Alma had already noted in August 2021 that Hezbollah had been “supported by the North Koreans and the Iranians” by using their earth-boring machines for the last 15 years to build a huge “inter-regional tunnel network.” The network, it wrote then, links Hezbollah’s main headquarters in Beirut to the Bekaa Valley, its “logistical operational backbone,” and to southern Lebanon, from which it targets Israel.

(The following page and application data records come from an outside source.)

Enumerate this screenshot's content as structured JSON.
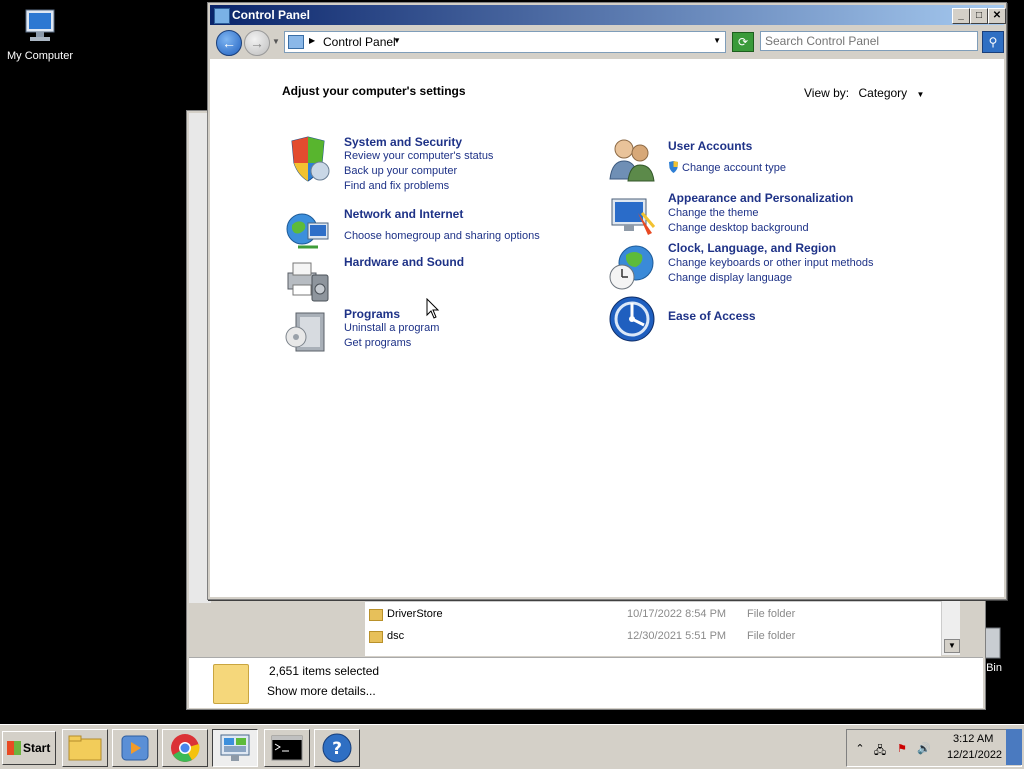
{
  "desktop": {
    "my_computer_label": "My Computer",
    "recycle_bin_label": "Bin"
  },
  "explorer_bg": {
    "files": [
      {
        "name": "DriverStore",
        "date": "10/17/2022 8:54 PM",
        "type": "File folder"
      },
      {
        "name": "dsc",
        "date": "12/30/2021 5:51 PM",
        "type": "File folder"
      }
    ],
    "items_selected": "2,651 items selected",
    "show_more": "Show more details..."
  },
  "control_panel": {
    "title": "Control Panel",
    "address_crumb": "Control Panel",
    "search_placeholder": "Search Control Panel",
    "heading": "Adjust your computer's settings",
    "view_by_label": "View by:",
    "view_by_value": "Category",
    "categories_left": [
      {
        "title": "System and Security",
        "icon": "shield-icon",
        "links": [
          "Review your computer's status",
          "Back up your computer",
          "Find and fix problems"
        ]
      },
      {
        "title": "Network and Internet",
        "icon": "globe-network-icon",
        "links": [
          "Choose homegroup and sharing options"
        ]
      },
      {
        "title": "Hardware and Sound",
        "icon": "printer-speaker-icon",
        "links": []
      },
      {
        "title": "Programs",
        "icon": "programs-box-icon",
        "links": [
          "Uninstall a program",
          "Get programs"
        ]
      }
    ],
    "categories_right": [
      {
        "title": "User Accounts",
        "icon": "users-icon",
        "links": [
          "Change account type"
        ]
      },
      {
        "title": "Appearance and Personalization",
        "icon": "monitor-paint-icon",
        "links": [
          "Change the theme",
          "Change desktop background"
        ]
      },
      {
        "title": "Clock, Language, and Region",
        "icon": "clock-globe-icon",
        "links": [
          "Change keyboards or other input methods",
          "Change display language"
        ]
      },
      {
        "title": "Ease of Access",
        "icon": "ease-of-access-icon",
        "links": []
      }
    ]
  },
  "taskbar": {
    "start_label": "Start",
    "time": "3:12 AM",
    "date": "12/21/2022"
  },
  "colors": {
    "link_blue": "#1e3287",
    "title_gradient_start": "#0a246a",
    "title_gradient_end": "#a6caf0",
    "desktop_bg": "#000000",
    "chrome_gray": "#d4d0c8"
  }
}
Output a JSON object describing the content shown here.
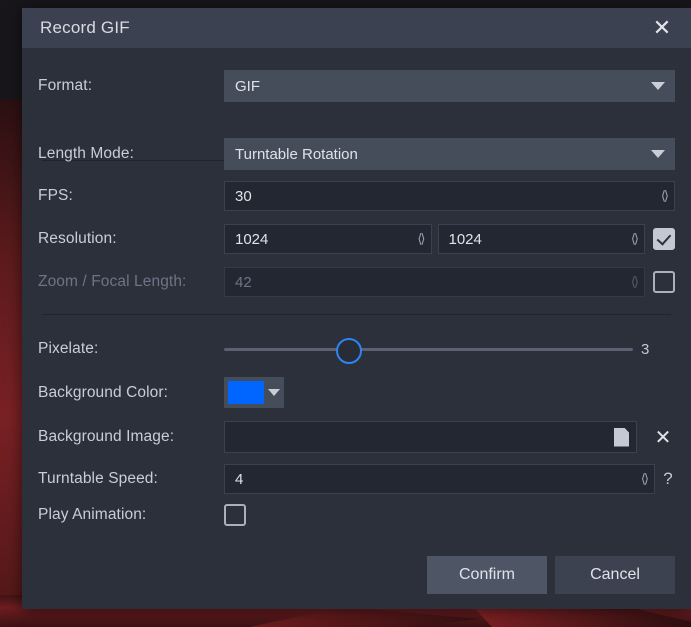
{
  "dialog": {
    "title": "Record GIF",
    "close_icon": "close-icon"
  },
  "rows": {
    "format": {
      "label": "Format:",
      "value": "GIF",
      "options": [
        "GIF"
      ]
    },
    "length_mode": {
      "label": "Length Mode:",
      "value": "Turntable Rotation",
      "options": [
        "Turntable Rotation"
      ]
    },
    "fps": {
      "label": "FPS:",
      "value": "30"
    },
    "resolution": {
      "label": "Resolution:",
      "width": "1024",
      "height": "1024",
      "locked": true
    },
    "zoom_focal": {
      "label": "Zoom / Focal Length:",
      "value": "42",
      "enabled": false,
      "checked": false
    },
    "pixelate": {
      "label": "Pixelate:",
      "value": "3",
      "min": 0,
      "max": 10,
      "percent": 30
    },
    "background_color": {
      "label": "Background Color:",
      "color": "#0066FF"
    },
    "background_image": {
      "label": "Background Image:",
      "value": "",
      "browse_icon": "file-icon",
      "clear_icon": "close-icon"
    },
    "turntable_speed": {
      "label": "Turntable Speed:",
      "value": "4",
      "help_icon": "question-mark-icon"
    },
    "play_animation": {
      "label": "Play Animation:",
      "checked": false
    }
  },
  "footer": {
    "confirm": "Confirm",
    "cancel": "Cancel"
  }
}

In contrast to Hamas, which has to shore up its underground passageways with cement due to the sandy soil of the coastal enclave, the Hezbollah tunnels are bored through stone, which would be harder to collapse. The report said that destroying them with explosives could even cause earthquakes or landslides.